”I’m not crazy. I’m not smoking crack,” Dave Chappelle said. ”I’m definitely stressed out.” Talking to Time magazine, in his first interview since his disappearance led to the sudden yanking two weeks ago of the Season 3 premiere of his Comedy Central show, Chappelle said he was staying in Durban, South Africa, with his friend Salim Domar, a fellow Muslim, for what he calls a ”spiritual retreat.” Contrary to Entertainment Weekly’s report last week, he says he has not checked himself into a mental health facility, though he acknowledges spending a single 40-minute session with a psychiatrist.
Chappelle did confirm, as has widely been speculated, that he was having a hard time living up to the pressures of his own fame, specifically, the pressure of making the third season of Chappelle’s Show measure up to the standards of the first two seasons, whose popularity on Comedy Central and in DVD sales led the network to sign him to a $50 million contract extension last summer. ”I didn’t like the direction of the show,” Chappelle said. ”I was trying to explain it to people, and no one was feeling me. There’s a lot of resistance to my opinions, so I decided, Let me remove myself from this situation. You hear so many voices jockeying for position in your mind that you want to make sure that you hear your own voice. So I figured, Let me just cut myself off from everybody, take a minute and pull a Flintstone — stop a speeding car by using my bare feet as the brakes.”
Chappelle had already pulled a Flintstone over the winter. No longer certain whether his famously racially edgy material was exploding stereotypes or merely reinforcing them, he took a break in December by attempting to perform the hajj, the pilgrimage to Mecca required of all Muslims, but he got only as far as Turkey because he didn’t have a visa to Saudi Arabia. Meanwhile, Comedy Central postponed the season premiere of Chappelle’s Show from February to May 31.

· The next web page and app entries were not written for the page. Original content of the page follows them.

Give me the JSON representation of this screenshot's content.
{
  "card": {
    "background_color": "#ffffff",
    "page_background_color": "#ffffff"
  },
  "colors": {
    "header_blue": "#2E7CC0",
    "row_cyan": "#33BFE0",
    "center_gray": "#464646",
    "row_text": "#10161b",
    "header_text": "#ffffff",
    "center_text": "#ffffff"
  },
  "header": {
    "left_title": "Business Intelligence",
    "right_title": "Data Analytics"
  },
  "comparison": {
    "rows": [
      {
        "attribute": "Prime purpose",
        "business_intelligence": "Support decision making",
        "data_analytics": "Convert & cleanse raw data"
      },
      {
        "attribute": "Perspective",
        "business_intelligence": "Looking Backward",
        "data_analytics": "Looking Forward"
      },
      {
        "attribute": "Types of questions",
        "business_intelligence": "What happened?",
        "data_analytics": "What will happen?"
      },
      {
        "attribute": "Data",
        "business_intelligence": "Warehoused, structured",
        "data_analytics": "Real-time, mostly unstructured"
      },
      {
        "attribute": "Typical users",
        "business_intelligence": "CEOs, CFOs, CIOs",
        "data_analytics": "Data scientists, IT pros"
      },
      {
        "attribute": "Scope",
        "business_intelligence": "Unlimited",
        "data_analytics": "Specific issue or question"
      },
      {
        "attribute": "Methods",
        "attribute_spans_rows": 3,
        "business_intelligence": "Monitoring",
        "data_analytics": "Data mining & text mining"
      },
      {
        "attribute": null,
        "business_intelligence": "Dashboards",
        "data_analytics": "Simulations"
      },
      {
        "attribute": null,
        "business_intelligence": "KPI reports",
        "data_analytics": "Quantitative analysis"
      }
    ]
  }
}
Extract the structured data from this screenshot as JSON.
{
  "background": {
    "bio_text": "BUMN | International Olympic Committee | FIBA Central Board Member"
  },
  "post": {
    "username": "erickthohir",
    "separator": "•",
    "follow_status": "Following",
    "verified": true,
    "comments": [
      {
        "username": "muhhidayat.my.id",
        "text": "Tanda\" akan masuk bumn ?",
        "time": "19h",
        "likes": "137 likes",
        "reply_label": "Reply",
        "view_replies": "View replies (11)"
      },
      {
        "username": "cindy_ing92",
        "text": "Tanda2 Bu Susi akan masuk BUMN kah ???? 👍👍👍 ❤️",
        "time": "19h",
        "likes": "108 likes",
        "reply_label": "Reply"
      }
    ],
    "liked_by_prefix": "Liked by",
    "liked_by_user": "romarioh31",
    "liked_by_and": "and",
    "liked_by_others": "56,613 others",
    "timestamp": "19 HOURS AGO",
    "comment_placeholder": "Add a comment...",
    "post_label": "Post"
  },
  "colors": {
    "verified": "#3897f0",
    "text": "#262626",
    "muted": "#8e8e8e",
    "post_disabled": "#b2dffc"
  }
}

Chappelle returned and shot more sketches, and while his writing partner Neal Brennan and Comedy Central chief Doug Herzog both told Time they’re as funny as anything Chappelle has ever done, the star himself wasn’t sure. Brennan told Time that Chappelle’s indecision was paralyzing the production. ”Dave would change his sketches so much, and it just got to the point that the show never would have aired if he had his way,” Brennan said. By the time Chappelle fled to South Africa on April 28 — telling none of his associates where he was going — he’d shot only enough sketches to fill four or five shows and none of the in-studio introductions to the sketches. Of his own responsibility for the stalled season, Chappelle said, ”I’m admittedly a human being. I’m a difficult kind of dude.”
Herzog has told advertisers that it’s unlikely Season 3 will air in 2005, but he told Time he’s still eager for Chappelle to return and complete the season. Chappelle said he also hopes to resume production when he retuns to the U.S., though he didn’t say when that would be. He also said he’s been getting advice from other black entertainers, citing one performer who notoriously dropped out of sight when she achieved mammoth success and then hit a creative wall: Lauryn Hill. ”She told me to be truthful at all costs. Which is a tall order, but which was really good advice,” he said. ”I want to make sure I’m dancing and not shuffling. Whatever decisions I make right now I’m going to have live with. Your soul is priceless.” Seasons 1 and 2 ”had a real spirit to them,” he said. ”I want to make sure whatever I do has spirit.”